British Coins (16 & 17 September 2014)
Date of Auction: 16th & 17th September 2014
Sold for £13,000
Estimate: £4,000 - £6,000
FootnoteProvenance: B. Pistrucci Collection; J.G. Murdoch Collection, Part III, Sotheby Auction, 15-19 March 1904, lot 283; Baron Philippe de Ferrari la Renotière Collection, Sotheby Auction, 27-31 March 1922, lot 88; An Important Collection of English Milled Silver Coins, Glendining Auction, 4 October 1962, lot 132.
Forrer (p.605), copying the Murdoch sale catalogue entry, states that originally there were six trials in the set, but the original document signed by Pistrucci that was sold with the trials in the 19th century stated that one (presumably numbered 6 on the back) had been sold ‘evidently many years ago.’ Forrer goes on to translate a portion of Pistrucci’s notes on the pieces:
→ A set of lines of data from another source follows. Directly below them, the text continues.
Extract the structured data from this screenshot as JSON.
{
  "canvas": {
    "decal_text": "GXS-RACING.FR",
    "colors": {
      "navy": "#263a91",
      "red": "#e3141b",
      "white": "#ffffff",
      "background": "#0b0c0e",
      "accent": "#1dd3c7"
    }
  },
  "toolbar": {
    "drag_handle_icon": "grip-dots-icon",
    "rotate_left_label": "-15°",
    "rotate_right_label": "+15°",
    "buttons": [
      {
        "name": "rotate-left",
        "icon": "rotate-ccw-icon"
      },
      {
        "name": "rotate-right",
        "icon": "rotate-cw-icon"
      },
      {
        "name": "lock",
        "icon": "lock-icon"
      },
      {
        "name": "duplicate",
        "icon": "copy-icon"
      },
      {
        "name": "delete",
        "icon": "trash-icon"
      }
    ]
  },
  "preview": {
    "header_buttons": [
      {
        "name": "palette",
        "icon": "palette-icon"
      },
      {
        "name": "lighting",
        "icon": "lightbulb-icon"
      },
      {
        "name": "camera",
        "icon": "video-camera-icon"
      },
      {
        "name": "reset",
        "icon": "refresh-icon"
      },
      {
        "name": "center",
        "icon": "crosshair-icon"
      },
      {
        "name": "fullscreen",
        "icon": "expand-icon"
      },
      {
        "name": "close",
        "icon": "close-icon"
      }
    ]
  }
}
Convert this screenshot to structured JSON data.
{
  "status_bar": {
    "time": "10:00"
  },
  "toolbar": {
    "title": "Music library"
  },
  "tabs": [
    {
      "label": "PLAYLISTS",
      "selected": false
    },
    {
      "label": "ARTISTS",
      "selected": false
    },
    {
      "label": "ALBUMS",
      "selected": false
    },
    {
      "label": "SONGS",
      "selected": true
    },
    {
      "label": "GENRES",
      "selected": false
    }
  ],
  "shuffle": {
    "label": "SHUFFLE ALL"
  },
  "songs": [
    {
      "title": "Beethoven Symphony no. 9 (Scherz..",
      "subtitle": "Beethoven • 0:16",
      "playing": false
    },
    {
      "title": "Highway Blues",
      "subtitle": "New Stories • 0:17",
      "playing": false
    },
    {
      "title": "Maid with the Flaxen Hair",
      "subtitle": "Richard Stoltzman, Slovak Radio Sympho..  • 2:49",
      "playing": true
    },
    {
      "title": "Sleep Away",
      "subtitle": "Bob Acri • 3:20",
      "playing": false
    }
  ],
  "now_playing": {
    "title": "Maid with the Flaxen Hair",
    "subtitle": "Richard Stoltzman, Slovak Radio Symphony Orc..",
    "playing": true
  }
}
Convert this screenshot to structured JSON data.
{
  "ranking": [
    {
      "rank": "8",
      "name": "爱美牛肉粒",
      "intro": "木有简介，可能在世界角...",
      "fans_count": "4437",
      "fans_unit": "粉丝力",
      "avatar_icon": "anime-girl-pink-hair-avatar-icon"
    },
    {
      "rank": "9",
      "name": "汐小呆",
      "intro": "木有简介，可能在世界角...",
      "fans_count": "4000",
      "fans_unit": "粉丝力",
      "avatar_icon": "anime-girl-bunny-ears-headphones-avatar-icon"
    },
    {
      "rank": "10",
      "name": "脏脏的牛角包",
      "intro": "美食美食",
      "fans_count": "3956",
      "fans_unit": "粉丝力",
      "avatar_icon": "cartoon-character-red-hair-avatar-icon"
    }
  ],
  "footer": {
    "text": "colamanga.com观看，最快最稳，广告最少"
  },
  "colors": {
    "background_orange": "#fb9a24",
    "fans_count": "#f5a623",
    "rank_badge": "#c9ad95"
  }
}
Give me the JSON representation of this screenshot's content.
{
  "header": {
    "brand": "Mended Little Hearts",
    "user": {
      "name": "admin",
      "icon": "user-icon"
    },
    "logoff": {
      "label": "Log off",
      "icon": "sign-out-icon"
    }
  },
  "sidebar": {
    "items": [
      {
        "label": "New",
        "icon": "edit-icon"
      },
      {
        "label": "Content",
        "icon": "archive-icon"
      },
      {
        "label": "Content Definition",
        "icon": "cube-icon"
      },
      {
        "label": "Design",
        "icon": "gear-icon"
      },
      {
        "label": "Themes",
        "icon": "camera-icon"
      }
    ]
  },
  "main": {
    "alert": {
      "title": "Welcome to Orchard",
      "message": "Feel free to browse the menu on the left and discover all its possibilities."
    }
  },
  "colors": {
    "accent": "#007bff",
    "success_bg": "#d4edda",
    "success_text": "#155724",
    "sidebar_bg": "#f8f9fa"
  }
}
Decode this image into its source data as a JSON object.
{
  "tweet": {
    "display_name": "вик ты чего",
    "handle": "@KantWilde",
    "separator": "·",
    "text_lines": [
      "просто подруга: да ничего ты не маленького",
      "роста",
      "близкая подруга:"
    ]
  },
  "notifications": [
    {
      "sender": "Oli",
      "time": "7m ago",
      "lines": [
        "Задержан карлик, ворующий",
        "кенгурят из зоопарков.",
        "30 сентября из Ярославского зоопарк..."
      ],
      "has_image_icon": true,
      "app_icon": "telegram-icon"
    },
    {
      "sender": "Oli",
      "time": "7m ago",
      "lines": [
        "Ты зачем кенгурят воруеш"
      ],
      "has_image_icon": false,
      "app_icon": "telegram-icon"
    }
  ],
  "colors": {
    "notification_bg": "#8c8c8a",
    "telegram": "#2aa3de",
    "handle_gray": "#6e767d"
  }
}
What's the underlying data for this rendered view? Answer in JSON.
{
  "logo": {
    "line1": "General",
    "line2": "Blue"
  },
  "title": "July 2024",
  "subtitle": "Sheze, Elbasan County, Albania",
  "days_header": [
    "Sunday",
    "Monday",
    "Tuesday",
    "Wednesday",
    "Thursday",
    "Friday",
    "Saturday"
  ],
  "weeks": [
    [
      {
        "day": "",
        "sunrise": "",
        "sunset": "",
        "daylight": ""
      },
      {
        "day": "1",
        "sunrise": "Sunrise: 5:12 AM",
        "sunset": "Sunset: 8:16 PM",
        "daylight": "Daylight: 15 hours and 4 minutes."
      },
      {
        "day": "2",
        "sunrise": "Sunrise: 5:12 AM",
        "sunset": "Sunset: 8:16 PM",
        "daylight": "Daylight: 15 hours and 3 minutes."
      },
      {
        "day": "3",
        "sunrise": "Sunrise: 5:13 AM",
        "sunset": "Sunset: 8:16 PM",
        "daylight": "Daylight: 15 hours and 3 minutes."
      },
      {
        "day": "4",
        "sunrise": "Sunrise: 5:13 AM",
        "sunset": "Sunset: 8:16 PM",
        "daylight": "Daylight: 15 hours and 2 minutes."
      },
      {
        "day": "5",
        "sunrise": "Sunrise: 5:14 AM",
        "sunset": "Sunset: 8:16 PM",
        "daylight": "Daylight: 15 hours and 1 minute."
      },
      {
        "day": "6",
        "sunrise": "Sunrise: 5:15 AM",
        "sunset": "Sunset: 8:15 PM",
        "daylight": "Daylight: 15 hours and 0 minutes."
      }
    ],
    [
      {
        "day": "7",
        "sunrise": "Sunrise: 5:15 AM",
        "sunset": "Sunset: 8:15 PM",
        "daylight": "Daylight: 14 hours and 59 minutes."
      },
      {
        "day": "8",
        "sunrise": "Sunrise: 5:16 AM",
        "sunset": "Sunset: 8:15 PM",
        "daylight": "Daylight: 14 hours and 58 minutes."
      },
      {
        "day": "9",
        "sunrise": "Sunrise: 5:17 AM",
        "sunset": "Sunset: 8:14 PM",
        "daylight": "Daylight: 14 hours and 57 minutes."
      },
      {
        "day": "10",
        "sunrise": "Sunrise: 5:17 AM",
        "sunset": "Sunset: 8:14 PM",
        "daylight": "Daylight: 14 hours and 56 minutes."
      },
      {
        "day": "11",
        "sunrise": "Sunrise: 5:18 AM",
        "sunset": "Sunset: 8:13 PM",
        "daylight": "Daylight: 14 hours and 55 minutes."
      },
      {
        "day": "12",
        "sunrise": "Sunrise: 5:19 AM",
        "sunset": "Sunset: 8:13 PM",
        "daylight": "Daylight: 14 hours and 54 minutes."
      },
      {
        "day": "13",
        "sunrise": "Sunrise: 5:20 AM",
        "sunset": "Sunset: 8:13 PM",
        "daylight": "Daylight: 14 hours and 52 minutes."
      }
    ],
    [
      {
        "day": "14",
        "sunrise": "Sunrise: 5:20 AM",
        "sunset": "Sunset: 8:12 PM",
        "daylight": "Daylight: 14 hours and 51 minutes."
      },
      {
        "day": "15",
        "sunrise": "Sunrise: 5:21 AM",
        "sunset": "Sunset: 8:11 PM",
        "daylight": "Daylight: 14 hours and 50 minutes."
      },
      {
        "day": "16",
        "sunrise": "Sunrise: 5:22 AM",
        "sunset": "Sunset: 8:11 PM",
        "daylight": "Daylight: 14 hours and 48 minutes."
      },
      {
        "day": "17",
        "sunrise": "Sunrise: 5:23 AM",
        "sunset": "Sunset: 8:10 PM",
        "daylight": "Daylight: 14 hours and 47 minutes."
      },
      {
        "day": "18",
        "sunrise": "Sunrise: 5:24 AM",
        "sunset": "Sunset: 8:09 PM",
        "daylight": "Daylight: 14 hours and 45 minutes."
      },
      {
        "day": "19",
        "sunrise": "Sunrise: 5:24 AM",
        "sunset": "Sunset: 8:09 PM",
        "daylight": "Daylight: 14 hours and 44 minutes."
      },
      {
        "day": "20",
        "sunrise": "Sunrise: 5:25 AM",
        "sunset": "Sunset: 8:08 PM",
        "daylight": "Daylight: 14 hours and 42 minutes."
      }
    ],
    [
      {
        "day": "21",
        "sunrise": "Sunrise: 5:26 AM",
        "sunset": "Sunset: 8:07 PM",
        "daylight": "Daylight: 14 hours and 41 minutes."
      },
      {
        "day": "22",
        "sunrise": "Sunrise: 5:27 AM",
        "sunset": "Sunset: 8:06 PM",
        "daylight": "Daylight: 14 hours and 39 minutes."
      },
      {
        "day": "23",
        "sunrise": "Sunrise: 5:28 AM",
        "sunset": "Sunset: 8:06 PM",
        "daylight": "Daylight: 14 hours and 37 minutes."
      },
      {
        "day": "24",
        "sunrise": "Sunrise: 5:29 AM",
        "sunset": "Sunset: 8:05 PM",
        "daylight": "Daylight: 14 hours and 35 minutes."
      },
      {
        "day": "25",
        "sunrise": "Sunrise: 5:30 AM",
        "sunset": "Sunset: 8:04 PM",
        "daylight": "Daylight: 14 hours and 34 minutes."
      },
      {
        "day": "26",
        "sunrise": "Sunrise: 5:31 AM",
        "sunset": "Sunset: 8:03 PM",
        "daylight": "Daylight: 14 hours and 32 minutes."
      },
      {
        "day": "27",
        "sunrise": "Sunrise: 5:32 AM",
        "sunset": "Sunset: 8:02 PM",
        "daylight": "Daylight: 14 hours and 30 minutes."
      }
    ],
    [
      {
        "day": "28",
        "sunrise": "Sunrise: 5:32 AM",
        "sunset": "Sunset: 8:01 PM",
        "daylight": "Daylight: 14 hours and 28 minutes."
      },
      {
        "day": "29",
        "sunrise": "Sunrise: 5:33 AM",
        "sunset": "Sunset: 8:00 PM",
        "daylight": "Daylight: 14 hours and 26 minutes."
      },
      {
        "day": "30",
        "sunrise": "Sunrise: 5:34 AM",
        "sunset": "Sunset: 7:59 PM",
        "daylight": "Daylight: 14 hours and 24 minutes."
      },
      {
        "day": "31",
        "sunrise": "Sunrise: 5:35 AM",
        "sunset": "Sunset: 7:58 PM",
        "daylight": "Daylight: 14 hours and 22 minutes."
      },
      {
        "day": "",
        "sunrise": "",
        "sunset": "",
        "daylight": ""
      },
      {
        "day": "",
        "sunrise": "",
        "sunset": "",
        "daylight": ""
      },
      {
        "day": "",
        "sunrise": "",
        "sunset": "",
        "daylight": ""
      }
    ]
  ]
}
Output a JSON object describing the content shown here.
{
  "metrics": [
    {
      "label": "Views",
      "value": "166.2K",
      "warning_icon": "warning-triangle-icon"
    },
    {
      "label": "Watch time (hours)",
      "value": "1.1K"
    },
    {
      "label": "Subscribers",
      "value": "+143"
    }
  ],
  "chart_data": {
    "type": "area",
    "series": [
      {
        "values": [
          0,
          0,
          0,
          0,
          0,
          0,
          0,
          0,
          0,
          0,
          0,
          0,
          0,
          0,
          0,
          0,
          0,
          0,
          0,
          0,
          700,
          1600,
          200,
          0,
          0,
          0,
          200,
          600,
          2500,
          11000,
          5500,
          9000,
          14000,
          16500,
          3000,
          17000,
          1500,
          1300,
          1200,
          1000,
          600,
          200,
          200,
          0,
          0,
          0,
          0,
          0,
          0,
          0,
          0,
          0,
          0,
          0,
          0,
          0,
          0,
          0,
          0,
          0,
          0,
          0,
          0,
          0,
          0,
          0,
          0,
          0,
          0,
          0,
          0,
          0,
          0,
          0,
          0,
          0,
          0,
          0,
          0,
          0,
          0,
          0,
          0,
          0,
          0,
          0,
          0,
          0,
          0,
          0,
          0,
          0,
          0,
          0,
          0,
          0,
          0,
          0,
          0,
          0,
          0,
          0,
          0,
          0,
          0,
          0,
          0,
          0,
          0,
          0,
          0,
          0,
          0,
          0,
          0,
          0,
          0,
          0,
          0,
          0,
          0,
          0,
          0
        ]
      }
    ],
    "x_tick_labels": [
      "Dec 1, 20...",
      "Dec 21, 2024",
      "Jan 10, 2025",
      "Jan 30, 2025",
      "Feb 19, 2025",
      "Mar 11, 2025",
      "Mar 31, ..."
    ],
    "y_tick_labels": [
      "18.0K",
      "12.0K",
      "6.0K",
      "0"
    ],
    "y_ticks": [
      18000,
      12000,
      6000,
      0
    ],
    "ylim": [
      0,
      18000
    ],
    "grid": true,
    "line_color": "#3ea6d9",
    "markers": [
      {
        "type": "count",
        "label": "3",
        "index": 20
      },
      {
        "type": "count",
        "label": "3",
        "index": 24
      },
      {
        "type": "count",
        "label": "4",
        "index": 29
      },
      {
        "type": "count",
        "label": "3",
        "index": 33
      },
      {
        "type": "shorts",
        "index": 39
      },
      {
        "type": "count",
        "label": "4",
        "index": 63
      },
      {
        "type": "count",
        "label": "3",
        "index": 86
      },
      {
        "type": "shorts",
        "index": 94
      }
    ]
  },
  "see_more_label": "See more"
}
‘To do this work (i.e. the Half Crowns) which was my second in steel I had from time to time incuse proofs made of the puncheon in order to verify the perfection of the flan before going on with the work. This I did with the permission of the Master of the Mint, because I did not want Mr Wyon to deceive me, as he had done previously in making me work on a false (uneven?) surface and I explained that I could not get along with the work which was quite lost, and that I was obliged to begin again three times, because I had been given a bad puncheon to work upon. At the end the mint master remonstrated with Mr Wyon, who was obliged to give me a good puncheon, which is the one with which I produced afterwards the Half Crowns of George III, showing the neck only.’
The background to the issue of a second type of halfcrown in the last coinage of George III, riven as it was by the internal Mint politics of the time, is amplified by Christopher Challis (A New History of the Royal Mint, 1992, pp.472-89) and Kevin Clancy (’The Reducing Machine and the last coinage of George III’, BNJ 2000, pp.118-23). With Benedetto Pistrucci’s new portrait of the king for the halfcrown, copied by hand and transferred into steel coinage tools from a jasper model by the young Thomas Wyon (†22 September 1817), meeting hostility within the Mint from the likes of William Wellesley Pole, the Master, and other contemporaries, Pole ordered that the new ‘bull head’ halfcrowns, which first saw the light of day in March 1817, were to be sent to the most distant parts of the country so they were not seen to be circulating in the metropolis. Meanwhile, the Mint had employed Soho’s reducing machine to produce a new portrait and master tools for the obverse of what became the second type of halfcrown were available in February. Although it is undocumented as to exactly when the original halfcrown obverse gave way to the new type from the perspective of issued coin, it is known that royal approval of the new design was received on 26 April 1817